But this past week’s news also reminded us in this midst of this destructive self-absorption, others – large numbers of others – have remained focused on creating a better world, and they’re making progress. Some of this has been close to home. Again, two threads, of many:
First, after many years of preparation, GOES-R has been delivered to Florida for launch. The satellite will provide unprecedented weather data from geo-stationary orbit that will underpin and sustain U.S. efforts to build weather-readiness for a decade to come. Second, President Obama this past week quadrupled the size of the Papahānaumokuākea Marine National Monument. This comes as America observes the 100th anniversary of the National Park Service, commemorated a few years ago by the documentary filmmaker Ken Burns as “America’s best idea.” With parkland harder to come by, recent American presidents have added a complementary interest in preservation of marine treasures. Though only some forty years old, the National Marine Sanctuaries Program, by the time it reaches its 100th birthday, may be similarly venerated.
Such programs, however grand – and these two programs truly are – matter most because they’re accomplished by and for people. Most of you directly involved are still soldiering on, thinking about other tasks that lie ahead. But each contributor deserves to take some time for reflection on what you have helped accomplish, and draw from such contemplation the fullest measure of satisfaction, and hope. You’ll need it for the work that lies ahead!

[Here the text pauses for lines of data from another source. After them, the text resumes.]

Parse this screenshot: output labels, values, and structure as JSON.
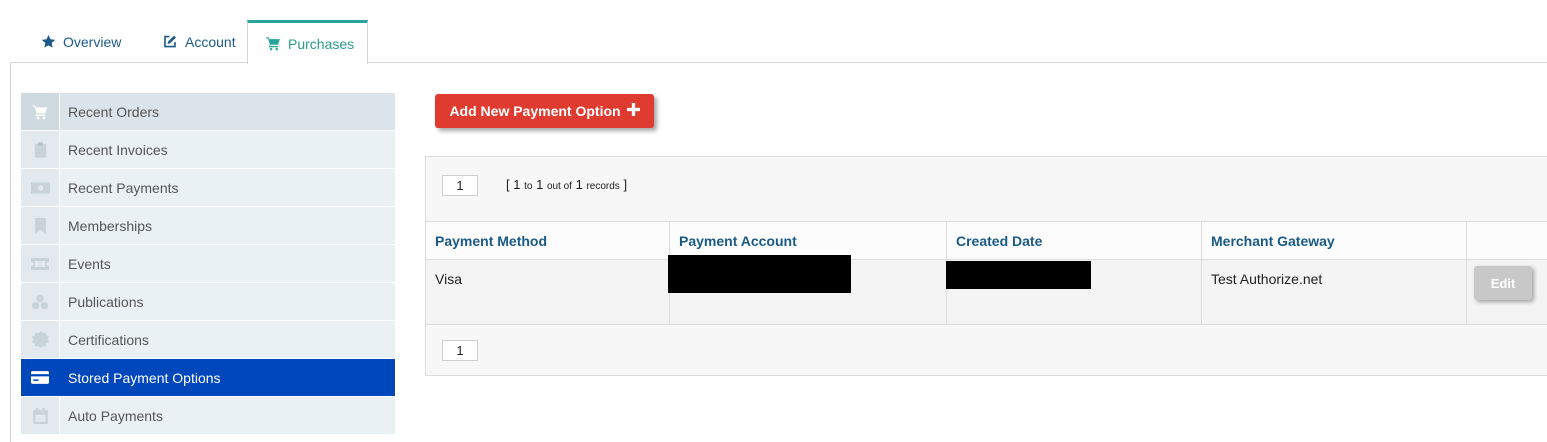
{
  "tabs": [
    {
      "label": "Overview",
      "icon": "star-icon"
    },
    {
      "label": "Account",
      "icon": "edit-icon"
    },
    {
      "label": "Purchases",
      "icon": "cart-icon",
      "active": true
    }
  ],
  "sidebar": {
    "items": [
      {
        "label": "Recent Orders",
        "icon": "cart-icon"
      },
      {
        "label": "Recent Invoices",
        "icon": "clipboard-icon"
      },
      {
        "label": "Recent Payments",
        "icon": "money-icon"
      },
      {
        "label": "Memberships",
        "icon": "bookmark-icon"
      },
      {
        "label": "Events",
        "icon": "ticket-icon"
      },
      {
        "label": "Publications",
        "icon": "cubes-icon"
      },
      {
        "label": "Certifications",
        "icon": "certificate-icon"
      },
      {
        "label": "Stored Payment Options",
        "icon": "credit-card-icon",
        "active": true
      },
      {
        "label": "Auto Payments",
        "icon": "calendar-icon"
      }
    ]
  },
  "actions": {
    "add_payment_label": "Add New Payment Option",
    "add_payment_icon": "plus-icon"
  },
  "grid": {
    "top_page": "1",
    "bottom_page": "1",
    "pager_info": {
      "open": "[",
      "from": "1",
      "to_word": "to",
      "to": "1",
      "out_of_word": "out of",
      "total": "1",
      "records_word": "records",
      "close": "]"
    },
    "columns": [
      "Payment Method",
      "Payment Account",
      "Created Date",
      "Merchant Gateway",
      ""
    ],
    "rows": [
      {
        "payment_method": "Visa",
        "payment_account": "",
        "created_date": "",
        "merchant_gateway": "Test Authorize.net",
        "action_label": "Edit"
      }
    ]
  },
  "colors": {
    "active_sidebar": "#0047bb",
    "active_tab": "#26a69a",
    "add_button": "#e03b30",
    "header_text": "#1a5a86",
    "edit_button": "#c8c8c8"
  }
}
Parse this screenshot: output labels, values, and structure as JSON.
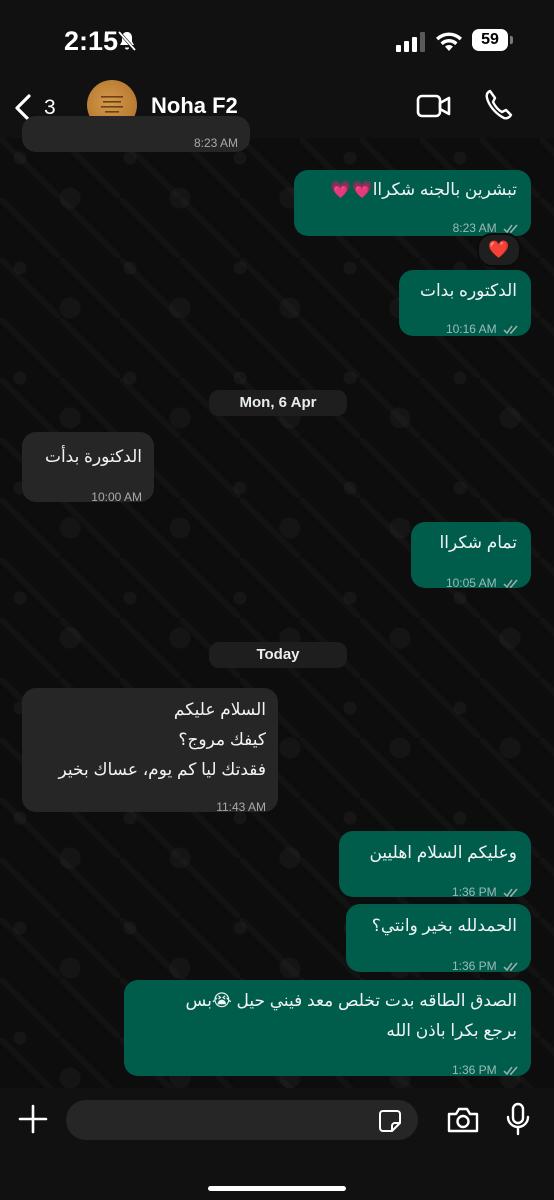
{
  "status_bar": {
    "time": "2:15",
    "battery": "59"
  },
  "header": {
    "back_count": "3",
    "contact_name": "Noha F2"
  },
  "messages": [
    {
      "id": "m0",
      "direction": "in",
      "text": "",
      "time": "8:23 AM"
    },
    {
      "id": "m1",
      "direction": "out",
      "text": "تبشرين بالجنه شكراا💗💗",
      "time": "8:23 AM",
      "reaction": "❤️"
    },
    {
      "id": "m2",
      "direction": "out",
      "text": "الدكتوره بدات",
      "time": "10:16 AM"
    },
    {
      "id": "m3",
      "direction": "in",
      "text": "الدكتورة بدأت",
      "time": "10:00 AM"
    },
    {
      "id": "m4",
      "direction": "out",
      "text": "تمام شكراا",
      "time": "10:05 AM"
    },
    {
      "id": "m5",
      "direction": "in",
      "text": "السلام عليكم\nكيفك مروج؟\nفقدتك ليا كم يوم، عساك بخير",
      "time": "11:43 AM"
    },
    {
      "id": "m6",
      "direction": "out",
      "text": "وعليكم السلام اهليين",
      "time": "1:36 PM"
    },
    {
      "id": "m7",
      "direction": "out",
      "text": "الحمدلله بخير وانتي؟",
      "time": "1:36 PM"
    },
    {
      "id": "m8",
      "direction": "out",
      "text": "الصدق الطاقه بدت تخلص معد فيني حيل 😭بس\nبرجع بكرا باذن الله",
      "time": "1:36 PM"
    }
  ],
  "date_chips": [
    "Mon, 6 Apr",
    "Today"
  ],
  "input": {
    "placeholder": ""
  },
  "icons": [
    "mute-icon",
    "signal-icon",
    "wifi-icon",
    "back-chevron-icon",
    "video-call-icon",
    "phone-icon",
    "read-ticks-icon",
    "plus-icon",
    "sticker-icon",
    "camera-icon",
    "microphone-icon"
  ],
  "colors": {
    "outgoing_bubble": "#005c4b",
    "incoming_bubble": "#262626",
    "background": "#0b0b0b",
    "read_ticks": "#9fb3ad"
  }
}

It’s of course unfair to single out two leaders for special mention and thanks – and they’d each be the first to protest – but I’ll do so nonetheless. The first is Dr. Kathryn D. Sullivan, the Under Secretary of Commerce for Oceans and Atmosphere, and the NOAA Administrator. Both these programs are in her purview, and speak to the breadth of the NOAA remit, and the agency’s important place in American affairs going forward. For years, she’s been steadfast in working toward these and other national goals, while at the same time protecting the integrity of government science from politicization and wading through a whole bunch of policy issues that were probably the furthest things from her mind when she studied marine geology and became an astronaut.
The second is Wanda A. Sigur, Vice President and General Manager of Civil Space, Lockheed Martin Space Systems Company. A Louisiana native, Ms. Sigur has not only provided overall technical leadership for the GOES-R program but also a good dozen other major civil space projects over the same time period. All sides credit her with playing a critical role in keeping these programs on track under the most difficult circumstances, including Space Shuttle setbacks, the ravages of Hurricane Katrina on Lockheed-Martin’s facilities along the Gulf Coast, and other challenges over the past decade.
Two major national achievements. Each reflecting the efforts of thousands of people, working together, over decades of public-private partnership, to realize the vision and desires of hundreds of millions of Americans. The United States at its best – its most high-minded, and creative. Reason for hope in the Nation, as opposed to Self.
A closing note: Andrew Delbanco hinted that hope in Nation might be a poor substitute for hope in God. Not everyone agrees, but if you’ve a mind to explore that further, you might consider a Timothy Keller podcast sermon series dating back to 2009. Well worth your while; impossible to listen without growing more hopeful… and better understanding the real-world basis for it.